2. Humility Waits for Recognition (vv. 10–11)
Jesus uses this parable to teach us that humility is an intentional action. As Christians, we should always consider others before thinking of ourselves. When the host sees that a person with whom they have a relationship has taken the lowest place, they will invite that guest to move to a higher level. Recognition, in this sense, is not just physical—for sake of reward—but it is also relational and spiritual.
Jesus teaches that those who are humble in their actions will soon receive recognition from those who can offer a greater reward.
Have you ever worked hard simply for the recognition, and did not receive it? Why do you think that happened?
3. Humility Seeks Out Humility (vv. 12–14)

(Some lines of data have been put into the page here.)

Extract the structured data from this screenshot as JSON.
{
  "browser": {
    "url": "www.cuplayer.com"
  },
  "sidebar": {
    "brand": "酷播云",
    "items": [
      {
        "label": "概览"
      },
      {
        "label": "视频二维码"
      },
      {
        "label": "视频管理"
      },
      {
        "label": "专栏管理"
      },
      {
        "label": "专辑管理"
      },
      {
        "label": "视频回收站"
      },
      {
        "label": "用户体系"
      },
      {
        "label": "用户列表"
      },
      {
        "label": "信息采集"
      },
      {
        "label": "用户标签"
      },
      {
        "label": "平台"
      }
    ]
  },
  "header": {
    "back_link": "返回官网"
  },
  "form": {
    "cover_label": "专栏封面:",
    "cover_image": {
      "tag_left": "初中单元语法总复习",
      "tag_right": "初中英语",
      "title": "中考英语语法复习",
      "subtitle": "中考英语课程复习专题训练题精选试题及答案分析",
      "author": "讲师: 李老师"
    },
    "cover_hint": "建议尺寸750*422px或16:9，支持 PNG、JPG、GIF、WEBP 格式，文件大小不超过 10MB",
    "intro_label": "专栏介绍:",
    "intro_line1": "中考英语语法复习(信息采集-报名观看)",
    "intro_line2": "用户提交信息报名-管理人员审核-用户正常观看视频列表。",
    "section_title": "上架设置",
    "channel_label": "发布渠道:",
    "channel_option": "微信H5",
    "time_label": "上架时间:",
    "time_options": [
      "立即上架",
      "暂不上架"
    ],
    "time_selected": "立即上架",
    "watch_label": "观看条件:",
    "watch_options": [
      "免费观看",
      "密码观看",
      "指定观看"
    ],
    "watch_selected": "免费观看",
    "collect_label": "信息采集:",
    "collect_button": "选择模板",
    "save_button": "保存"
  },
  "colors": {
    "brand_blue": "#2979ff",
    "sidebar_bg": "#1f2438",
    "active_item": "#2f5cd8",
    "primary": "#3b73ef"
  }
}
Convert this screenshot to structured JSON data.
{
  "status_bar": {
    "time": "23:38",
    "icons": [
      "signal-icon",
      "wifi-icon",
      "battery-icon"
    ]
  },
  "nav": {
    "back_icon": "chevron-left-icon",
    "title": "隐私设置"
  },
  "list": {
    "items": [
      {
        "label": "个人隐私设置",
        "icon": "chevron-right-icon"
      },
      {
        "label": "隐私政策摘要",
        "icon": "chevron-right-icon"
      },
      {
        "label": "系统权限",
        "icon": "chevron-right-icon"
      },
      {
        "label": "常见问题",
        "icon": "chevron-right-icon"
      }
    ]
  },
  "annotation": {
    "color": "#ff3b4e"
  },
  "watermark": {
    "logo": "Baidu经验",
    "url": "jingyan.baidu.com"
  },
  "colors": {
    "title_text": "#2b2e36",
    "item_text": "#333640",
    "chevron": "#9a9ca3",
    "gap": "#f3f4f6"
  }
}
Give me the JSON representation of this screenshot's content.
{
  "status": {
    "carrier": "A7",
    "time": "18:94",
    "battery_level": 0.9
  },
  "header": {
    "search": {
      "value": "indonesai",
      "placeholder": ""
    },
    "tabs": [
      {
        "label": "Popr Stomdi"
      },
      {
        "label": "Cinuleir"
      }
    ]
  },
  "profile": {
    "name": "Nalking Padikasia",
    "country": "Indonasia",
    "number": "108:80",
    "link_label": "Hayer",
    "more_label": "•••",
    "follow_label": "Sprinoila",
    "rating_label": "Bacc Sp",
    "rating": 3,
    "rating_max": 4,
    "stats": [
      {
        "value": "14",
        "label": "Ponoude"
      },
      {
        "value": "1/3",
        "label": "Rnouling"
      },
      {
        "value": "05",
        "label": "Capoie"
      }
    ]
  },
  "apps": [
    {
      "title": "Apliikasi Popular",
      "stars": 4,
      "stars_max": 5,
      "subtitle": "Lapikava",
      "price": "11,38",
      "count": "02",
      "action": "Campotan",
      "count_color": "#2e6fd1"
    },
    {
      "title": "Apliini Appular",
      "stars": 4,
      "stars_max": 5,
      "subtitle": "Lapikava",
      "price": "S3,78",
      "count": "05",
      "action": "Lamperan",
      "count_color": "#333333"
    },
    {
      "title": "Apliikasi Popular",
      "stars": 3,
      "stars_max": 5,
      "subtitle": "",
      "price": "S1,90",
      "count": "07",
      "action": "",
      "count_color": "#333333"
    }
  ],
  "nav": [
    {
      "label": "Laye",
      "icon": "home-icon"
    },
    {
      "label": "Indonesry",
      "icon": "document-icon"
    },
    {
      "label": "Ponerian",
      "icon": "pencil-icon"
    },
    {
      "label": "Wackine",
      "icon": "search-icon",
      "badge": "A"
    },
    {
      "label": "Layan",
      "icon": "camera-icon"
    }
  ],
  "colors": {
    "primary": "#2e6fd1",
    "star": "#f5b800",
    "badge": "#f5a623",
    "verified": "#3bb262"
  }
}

Jesus was born in humble circumstances (Luke 2:7) to a family that did not have much social standing yet was spiritually the most important in any society. Through the parable, Jesus teaches that even the host of the banquet must join in creating a social hierarchy that is the reverse of what is expected. It is expected that we praise and invite those with higher social status to our celebrations, but in Jesus’ parable the least, last and outcast are to be the guests of honor. Jesus is challenging the societal expectations of His audience while affirming what the Law of God said; to care for those on the margins of society such as the poor, the widow, the orphan, the foreigner, and those with disabilities (Deuteronomy 14:28–29). The poor have no ability to repay the host financially so God promises to repay the host in blessings (Deuteronomy 15:7–11).
Why is it difficult at times for us to invite those who are not like us to Jesus?
Search the Scriptures
1 What consequences of sitting in the seat of honor does Jesus warn about (Luke 14:9)?
2. When might a host be repaid for inviting people to a banquet (vv. 12, 14)?
Discuss the Meaning
1. Thinking about your own behaviors, in what ways have you come up short on showing hospitality? How could you improve? How have you excelled in your displays of hospitality? How could you go further?
2. Tell of a moment when your Christian character matured because of a humbling experience. What would you share with a new disciple about humility?
In our world, social status seems like it means everything. Even in the virtual world, we can create a status via social media that usually does not tell the full truth about who we are. We change profile pictures and statuses often to show others who we are at the moment. But at that moment we are offering only a sample of who God has created us to be. Christian discipleship does not typically justify our desire to be important and famous. Christian discipleship requires us to take low places of recognition, which do not always offer immediate reward. Christian discipleship speaks truth to power and offers those who are least likely to be socially important an opportunity to gain recognition.
Application for Activation
During this week, gauge how important other people are to you. Is your day filled with thoughts about yourself, such as what you can gain and what you wish to satisfy in your own life? God is a selfless God and yet He would have no other gods take His place in our lives. God offers love freely to all out of His selflessness. Ask yourself whether you can honestly fulfill your purpose in life by only thinking of yourself. Is your walk with Christ about making personal gains? The choice to be a disciple is simple in the beginning, but as time goes on we must understand that our choice to follow Jesus is a choice to be selfless. We can offer the love of God to those He has allowed us to come into contact with by considering their needs first.
Remember Your Thoughts
Special insights I have learned?
Say It Correctly